**TASK DESCRIPTION:**
Look at each line of the listing. Copy those that hold the string "path".

**DATA EXCERPTS:**
___

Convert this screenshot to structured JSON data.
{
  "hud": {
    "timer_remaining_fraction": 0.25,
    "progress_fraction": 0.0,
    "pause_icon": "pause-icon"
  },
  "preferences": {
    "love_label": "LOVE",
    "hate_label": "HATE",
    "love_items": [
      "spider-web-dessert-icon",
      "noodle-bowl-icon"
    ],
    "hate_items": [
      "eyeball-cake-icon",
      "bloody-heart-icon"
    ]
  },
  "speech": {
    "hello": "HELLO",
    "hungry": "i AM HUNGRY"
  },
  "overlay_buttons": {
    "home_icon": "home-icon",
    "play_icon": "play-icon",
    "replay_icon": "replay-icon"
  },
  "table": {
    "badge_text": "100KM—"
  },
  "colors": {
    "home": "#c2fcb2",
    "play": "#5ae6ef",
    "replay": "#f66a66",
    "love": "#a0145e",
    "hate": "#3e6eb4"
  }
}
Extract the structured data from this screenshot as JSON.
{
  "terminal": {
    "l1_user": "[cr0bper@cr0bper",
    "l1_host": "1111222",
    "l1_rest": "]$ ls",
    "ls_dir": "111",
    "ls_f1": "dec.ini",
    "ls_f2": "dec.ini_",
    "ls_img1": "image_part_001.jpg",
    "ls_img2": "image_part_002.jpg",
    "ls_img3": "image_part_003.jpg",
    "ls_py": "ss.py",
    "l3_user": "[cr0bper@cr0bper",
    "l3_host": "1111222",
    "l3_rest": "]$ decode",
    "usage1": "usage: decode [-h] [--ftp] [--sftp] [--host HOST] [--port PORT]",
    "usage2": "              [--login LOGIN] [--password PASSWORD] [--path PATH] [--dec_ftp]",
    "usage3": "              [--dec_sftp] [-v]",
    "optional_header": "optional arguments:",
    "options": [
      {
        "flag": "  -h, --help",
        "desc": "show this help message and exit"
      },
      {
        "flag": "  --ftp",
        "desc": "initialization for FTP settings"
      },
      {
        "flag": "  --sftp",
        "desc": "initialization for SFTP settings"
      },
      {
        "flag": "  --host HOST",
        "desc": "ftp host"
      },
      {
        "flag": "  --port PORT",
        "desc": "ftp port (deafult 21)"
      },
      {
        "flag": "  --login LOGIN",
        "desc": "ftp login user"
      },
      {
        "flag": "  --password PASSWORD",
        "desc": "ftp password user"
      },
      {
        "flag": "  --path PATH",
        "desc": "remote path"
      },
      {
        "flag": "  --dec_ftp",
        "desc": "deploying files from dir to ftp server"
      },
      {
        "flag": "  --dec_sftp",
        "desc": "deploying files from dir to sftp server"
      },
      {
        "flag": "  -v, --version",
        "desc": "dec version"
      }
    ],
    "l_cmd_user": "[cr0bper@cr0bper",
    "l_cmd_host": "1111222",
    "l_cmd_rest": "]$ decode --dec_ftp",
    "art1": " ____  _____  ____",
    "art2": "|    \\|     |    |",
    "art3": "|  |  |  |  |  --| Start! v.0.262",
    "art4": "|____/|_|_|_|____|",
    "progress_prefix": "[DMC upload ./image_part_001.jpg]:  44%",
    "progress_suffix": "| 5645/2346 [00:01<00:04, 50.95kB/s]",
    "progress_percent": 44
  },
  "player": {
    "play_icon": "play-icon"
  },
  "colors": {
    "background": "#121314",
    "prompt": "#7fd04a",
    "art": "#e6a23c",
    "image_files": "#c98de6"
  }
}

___

**YOUR SOLUTION:**
    "usage2": "              [--login LOGIN] [--password PASSWORD] [--path PATH] [--dec_ftp]",
        "flag": "  --path PATH",
        "desc": "remote path"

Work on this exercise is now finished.